Ever since Dracula met the Wolf Man, vampires and werewolves have had issues. Vampires hold werewolves to be savage and uncouth, while werewolves say vampires are pretentious Eurotrash. Their rivalry is good for gamers, though, and has led to this entertaining card game about supernatural killing machines determined to rip each other apart.
Nightfall puts you in charge of a variety of creatures of the night. Other players also control armies of monsters, and the player who has the fewest wound cards in his army at the end of the game wins. A good offense is usually the best defense, but the goal of ‘get hurt the least’ encourages a balanced strategy and playing opponents off against each other.
This is a deck-building card game, similar to Ascension, which is also published by Playdek. (Both games are adaptations of physical card games, but the originals are from different publishers. Ascension is from Gary Games and Nightfall was created by Alderac Entertainment Group.)
As opposed to the good kind.
Most deck-building games start players with a small deck of cards, then allow players to claim new cards from a common pool. Your strategy evolves based on the cards you choose to play. You know what your opponent is picking, so you can adjust your deck to beat his– but he can do the same thing to you. Deck-building games offer a lot of the fun of collectible card games like Magic: The Gathering, but they’re faster, easier, and cheaper.

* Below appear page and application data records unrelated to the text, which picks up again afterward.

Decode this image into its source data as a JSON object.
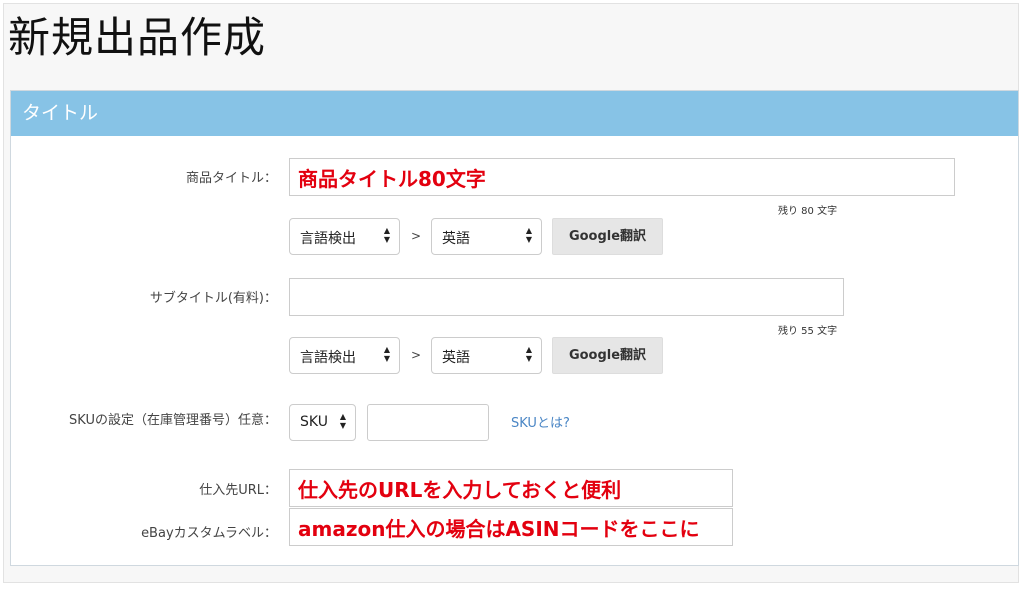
{
  "page": {
    "title": "新規出品作成"
  },
  "section": {
    "title": "タイトル"
  },
  "product_title": {
    "label": "商品タイトル：",
    "value": "商品タイトル80文字",
    "remaining": "残り 80 文字"
  },
  "translate1": {
    "source": "言語検出",
    "separator": ">",
    "target": "英語",
    "button": "Google翻訳"
  },
  "subtitle": {
    "label": "サブタイトル(有料)：",
    "value": "",
    "remaining": "残り 55 文字"
  },
  "translate2": {
    "source": "言語検出",
    "separator": ">",
    "target": "英語",
    "button": "Google翻訳"
  },
  "sku": {
    "label": "SKUの設定（在庫管理番号）任意：",
    "select": "SKU",
    "value": "",
    "link": "SKUとは?"
  },
  "source_url": {
    "label": "仕入先URL：",
    "value": "仕入先のURLを入力しておくと便利"
  },
  "ebay_label": {
    "label": "eBayカスタムラベル：",
    "value": "amazon仕入の場合はASINコードをここに"
  }
}
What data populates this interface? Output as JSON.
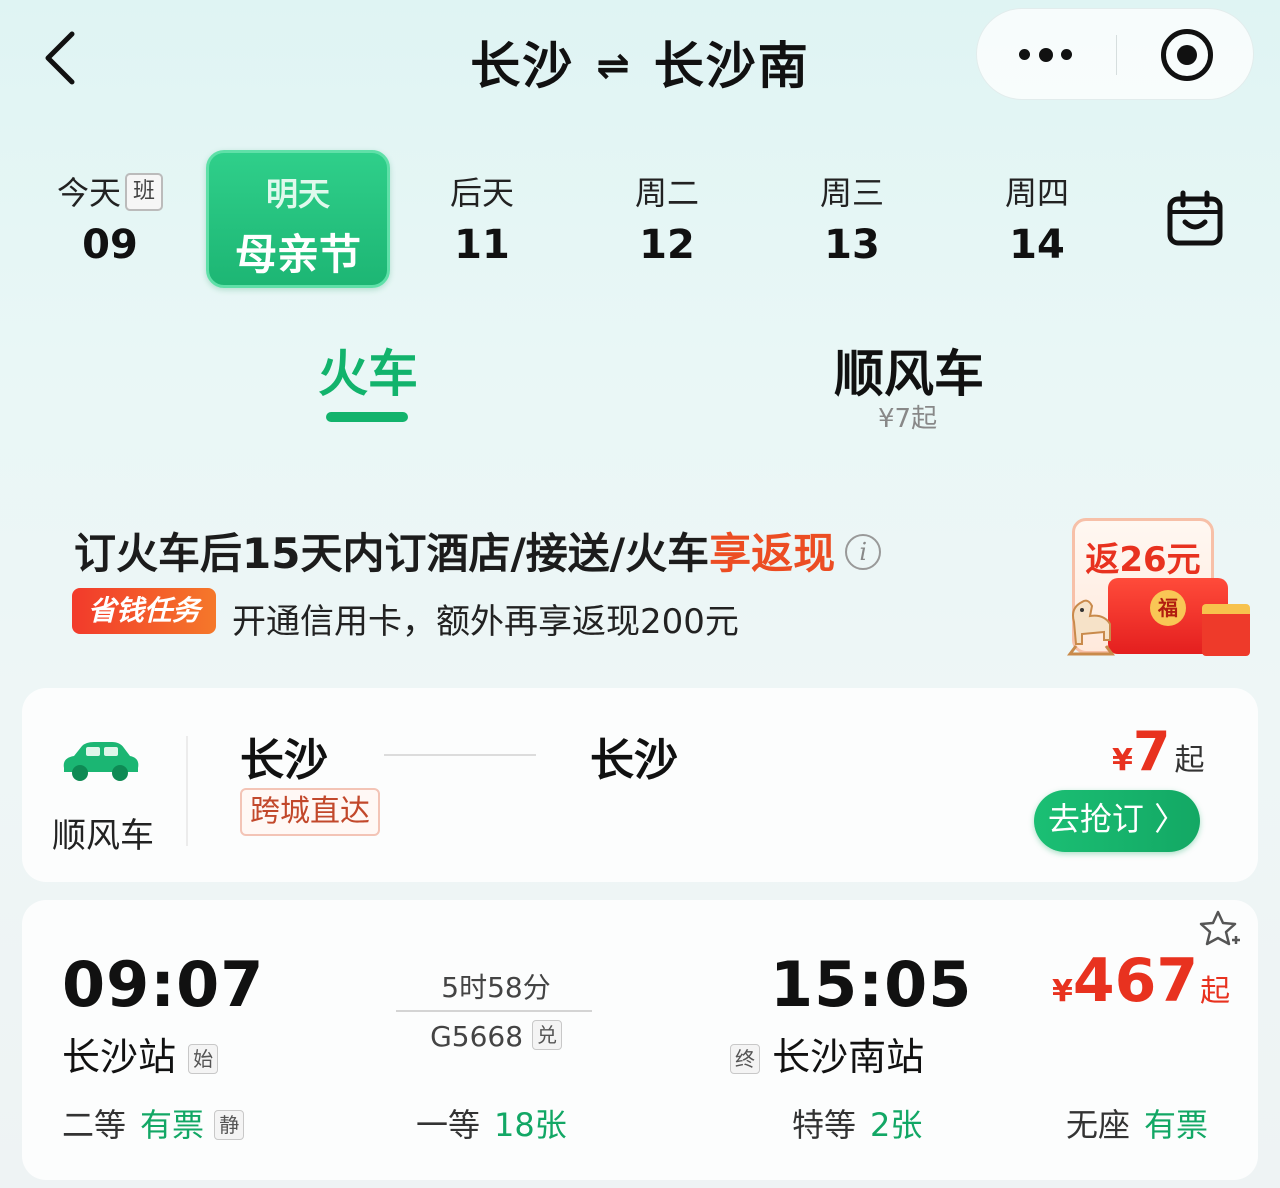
{
  "header": {
    "from": "长沙",
    "swap": "⇌",
    "to": "长沙南"
  },
  "dates": [
    {
      "weekday": "今天",
      "day": "09",
      "tag": "班"
    },
    {
      "weekday": "明天",
      "day": "母亲节",
      "selected": true
    },
    {
      "weekday": "后天",
      "day": "11"
    },
    {
      "weekday": "周二",
      "day": "12"
    },
    {
      "weekday": "周三",
      "day": "13"
    },
    {
      "weekday": "周四",
      "day": "14"
    }
  ],
  "tabs": {
    "train": "火车",
    "ride": "顺风车",
    "ride_sub": "¥7起"
  },
  "promo": {
    "title_main": "订火车后15天内订酒店/接送/火车",
    "title_highlight": "享返现",
    "info": "i",
    "badge": "省钱任务",
    "sub": "开通信用卡，额外再享返现200元",
    "packet_label": "返26元",
    "packet_fu": "福"
  },
  "ride_card": {
    "label": "顺风车",
    "from": "长沙",
    "to": "长沙",
    "tag": "跨城直达",
    "currency": "¥",
    "price": "7",
    "price_suffix": "起",
    "button": "去抢订 〉"
  },
  "train_card": {
    "dep_time": "09:07",
    "dep_station": "长沙站",
    "dep_tag": "始",
    "duration": "5时58分",
    "train_no": "G5668",
    "train_tag": "兑",
    "arr_time": "15:05",
    "arr_tag": "终",
    "arr_station": "长沙南站",
    "currency": "¥",
    "price": "467",
    "price_suffix": "起",
    "seats": [
      {
        "class": "二等",
        "avail": "有票",
        "tag": "静"
      },
      {
        "class": "一等",
        "avail": "18张"
      },
      {
        "class": "特等",
        "avail": "2张"
      },
      {
        "class": "无座",
        "avail": "有票"
      }
    ]
  },
  "colors": {
    "accent": "#12b36c",
    "price": "#e8321f",
    "highlight": "#ec4d23"
  }
}
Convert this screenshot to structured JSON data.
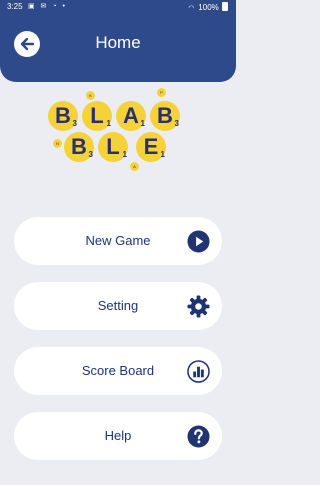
{
  "status_bar": {
    "time": "3:25",
    "icons": "▣ ✉ ◔ •",
    "wifi": "◜◝",
    "battery": "100%"
  },
  "header": {
    "title": "Home",
    "back_icon": "arrow-left-icon"
  },
  "logo": {
    "top_row": [
      {
        "letter": "B",
        "score": "3"
      },
      {
        "letter": "L",
        "score": "1"
      },
      {
        "letter": "A",
        "score": "1"
      },
      {
        "letter": "B",
        "score": "3"
      }
    ],
    "bottom_row": [
      {
        "letter": "B",
        "score": "3"
      },
      {
        "letter": "L",
        "score": "1"
      },
      {
        "letter": "E",
        "score": "1"
      }
    ],
    "small_tiles": [
      "K",
      "P",
      "N",
      "A"
    ]
  },
  "menu": {
    "new_game": {
      "label": "New Game",
      "icon": "play-icon"
    },
    "setting": {
      "label": "Setting",
      "icon": "gear-icon"
    },
    "score_board": {
      "label": "Score Board",
      "icon": "leaderboard-icon"
    },
    "help": {
      "label": "Help",
      "icon": "help-icon"
    }
  },
  "colors": {
    "header": "#2f4a8a",
    "accent": "#1f3470",
    "tile": "#f6d23a",
    "background": "#ebedf2"
  }
}
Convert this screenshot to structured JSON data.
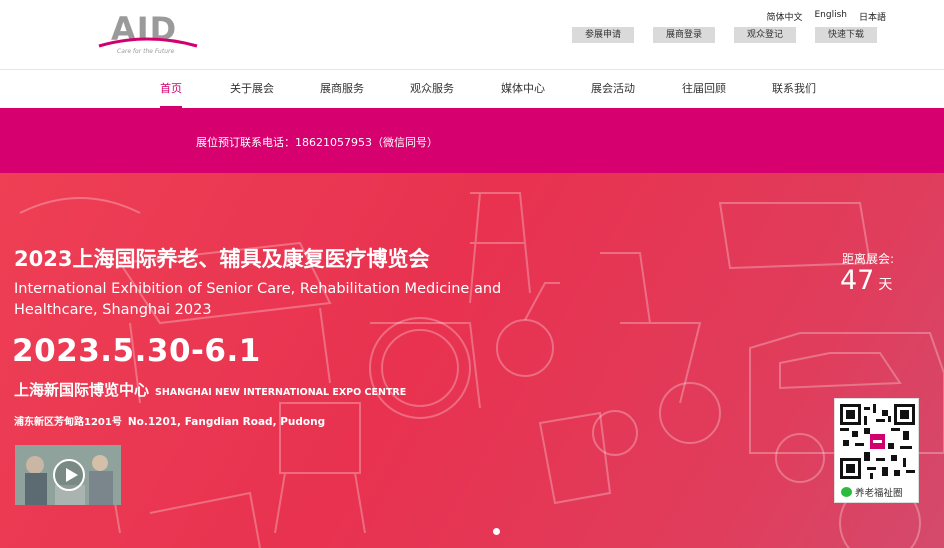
{
  "logo": {
    "wordmark": "AID",
    "tagline": "Care for the Future",
    "brand_color": "#d1006f"
  },
  "lang": {
    "zh": "简体中文",
    "en": "English",
    "ja": "日本語"
  },
  "quick": {
    "apply": "参展申请",
    "exhibitor_login": "展商登录",
    "visitor_register": "观众登记",
    "download": "快速下载"
  },
  "nav": {
    "home": "首页",
    "about": "关于展会",
    "exhibitor_service": "展商服务",
    "visitor_service": "观众服务",
    "media": "媒体中心",
    "events": "展会活动",
    "past": "往届回顾",
    "contact": "联系我们"
  },
  "notice": {
    "text": "展位预订联系电话：18621057953（微信同号）",
    "bg_color": "#d6006e"
  },
  "hero": {
    "title": "2023上海国际养老、辅具及康复医疗博览会",
    "title_en": "International Exhibition of Senior Care, Rehabilitation Medicine and Healthcare, Shanghai 2023",
    "date": "2023.5.30-6.1",
    "venue_cn": "上海新国际博览中心",
    "venue_en": "SHANGHAI NEW INTERNATIONAL EXPO CENTRE",
    "address_cn": "浦东新区芳甸路1201号",
    "address_en": "No.1201, Fangdian Road, Pudong",
    "countdown_label": "距离展会:",
    "countdown_value": "47",
    "countdown_unit": "天",
    "qr_caption": "养老福祉圈",
    "bg_color": "#e83250"
  }
}
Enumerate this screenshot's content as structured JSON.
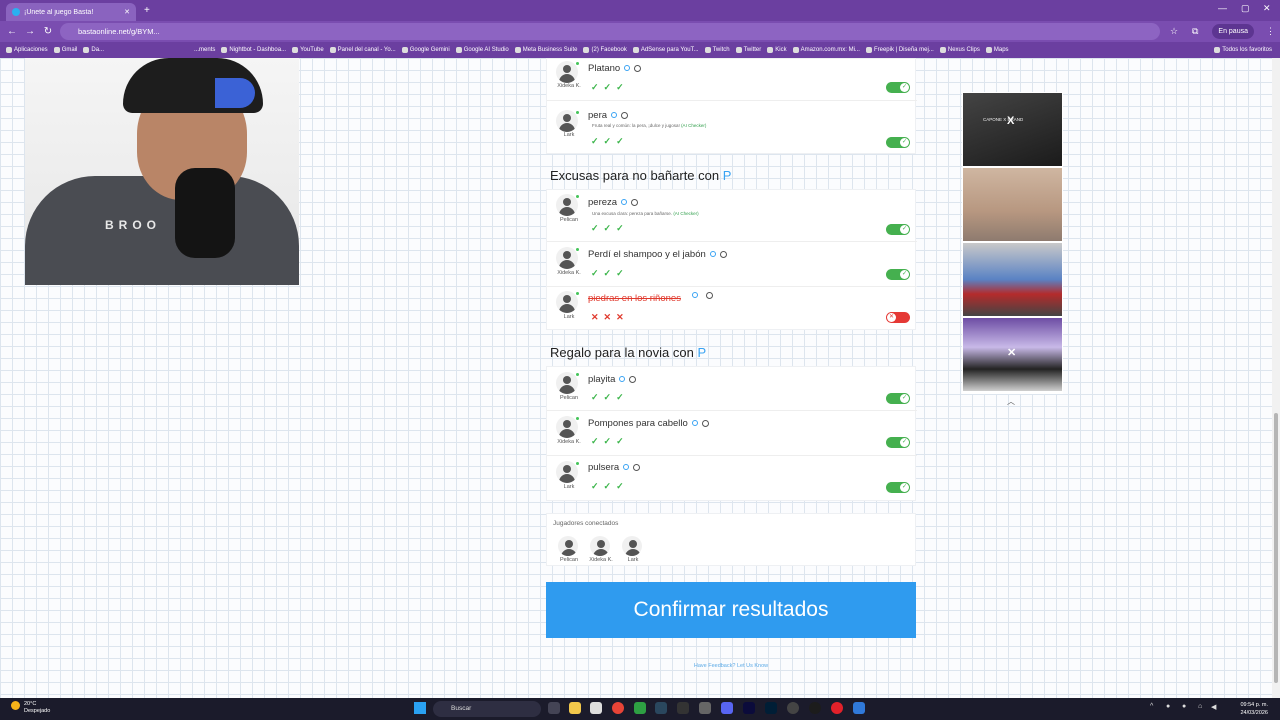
{
  "browser": {
    "tab_title": "¡Únete al juego Basta!",
    "url": "bastaonline.net/g/BYM...",
    "pause_label": "En pausa",
    "bookmarks": [
      "Aplicaciones",
      "Gmail",
      "Da...",
      "...ments",
      "Nightbot - Dashboa...",
      "YouTube",
      "Panel del canal - Yo...",
      "Google Gemini",
      "Google AI Studio",
      "Meta Business Suite",
      "(2) Facebook",
      "AdSense para YouT...",
      "Twitch",
      "Twitter",
      "Kick",
      "Amazon.com.mx: Mi...",
      "Freepik | Diseña mej...",
      "Nexus Clips",
      "Maps"
    ],
    "all_favorites": "Todos los favoritos"
  },
  "webcam": {
    "shirt_text": "BROO"
  },
  "game": {
    "sections": [
      {
        "category": "",
        "letter": "",
        "answers": [
          {
            "player": "Xideka K.",
            "word": "Platano",
            "definition": "",
            "ai_tag": "",
            "valid": true
          },
          {
            "player": "Lark",
            "word": "pera",
            "definition": "Fruta real y común: la pera, ¡dulce y jugosa!",
            "ai_tag": "(AI Checker)",
            "valid": true
          }
        ]
      },
      {
        "category": "Excusas para no bañarte con",
        "letter": "P",
        "answers": [
          {
            "player": "Pelican",
            "word": "pereza",
            "definition": "Una excusa clara: pereza para bañarse.",
            "ai_tag": "(AI Checker)",
            "valid": true
          },
          {
            "player": "Xideka K.",
            "word": "Perdí el shampoo y el jabón",
            "definition": "",
            "ai_tag": "",
            "valid": true
          },
          {
            "player": "Lark",
            "word": "piedras en los riñones",
            "definition": "",
            "ai_tag": "",
            "valid": false
          }
        ]
      },
      {
        "category": "Regalo para la novia con",
        "letter": "P",
        "answers": [
          {
            "player": "Pelican",
            "word": "playita",
            "definition": "",
            "ai_tag": "",
            "valid": true
          },
          {
            "player": "Xideka K.",
            "word": "Pompones para cabello",
            "definition": "",
            "ai_tag": "",
            "valid": true
          },
          {
            "player": "Lark",
            "word": "pulsera",
            "definition": "",
            "ai_tag": "",
            "valid": true
          }
        ]
      }
    ],
    "players_title": "Jugadores conectados",
    "players": [
      "Pelican",
      "Xideka K.",
      "Lark"
    ],
    "confirm_label": "Confirmar resultados",
    "feedback_label": "Have Feedback? Let Us Know"
  },
  "ads": {
    "brand": "X",
    "desc_1": "CAPONE X BRAND"
  },
  "taskbar": {
    "temp": "20°C",
    "weather": "Despejado",
    "search_placeholder": "Buscar",
    "time": "09:54 p. m.",
    "date": "24/03/2026"
  },
  "colors": {
    "accent": "#2f9bef",
    "valid": "#45b04f",
    "invalid": "#e53935",
    "chrome": "#6b3fa0"
  }
}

Nightfall follows this model, with a few twists. Each player has a private vault with two cards that nobody else can claim. The game also uses a unique ‘chain’ mechanic to put cards into play.
Each card has a color, shown by a full moon in the upper left corner. Two smaller moons on each card show which colors can be played next. A red card may lead to a yellow card, which may lead from blue to purple to red and back to yellow again. It’s like Uno: the Scary Monster Edition.
When a chain of cards is created, every player gets a chance to add to it. This gives you lots of opportunities to create clever combinations, even when it’s not your turn. If you can kill off your opponent’s minions, stick him for some wounds, and draw more cards– all during his own turn!– then your strategy is working well.
Nightfall is a complex game, and it doesn’t provide much help for new players. A tutorial takes you through the steps of the game but never clearly explains the goals. The computer opponents play through their turns quickly, and the cards are too small to see clearly without pausing to enlarge them. It’s hard to pick up the basic rules, never mind the subtleties of strategy.
The game’s interactivity also works against its multiplayer features. Each turn provides opportunities for several players to act, which slows down progress. A turn that would take less than a minute in face-to-face play can take hours online. This is not unusual for turn-based multiplayer games, but Nightfall uses a chess-style game clock that counts down even when a player is not logged in. It’s disappointing to see a game end because your opponents’ clock ran out, whether you win or not.
Despite this, Nightfall is an engaging game. Its strategies are subtle, even when they involve werewolves getting in your face. It’s also a blast to play live against opponents who are logged in at the same time. If you like strategy games and don’t mind a steep learning curve, Nightfall is worth the effort.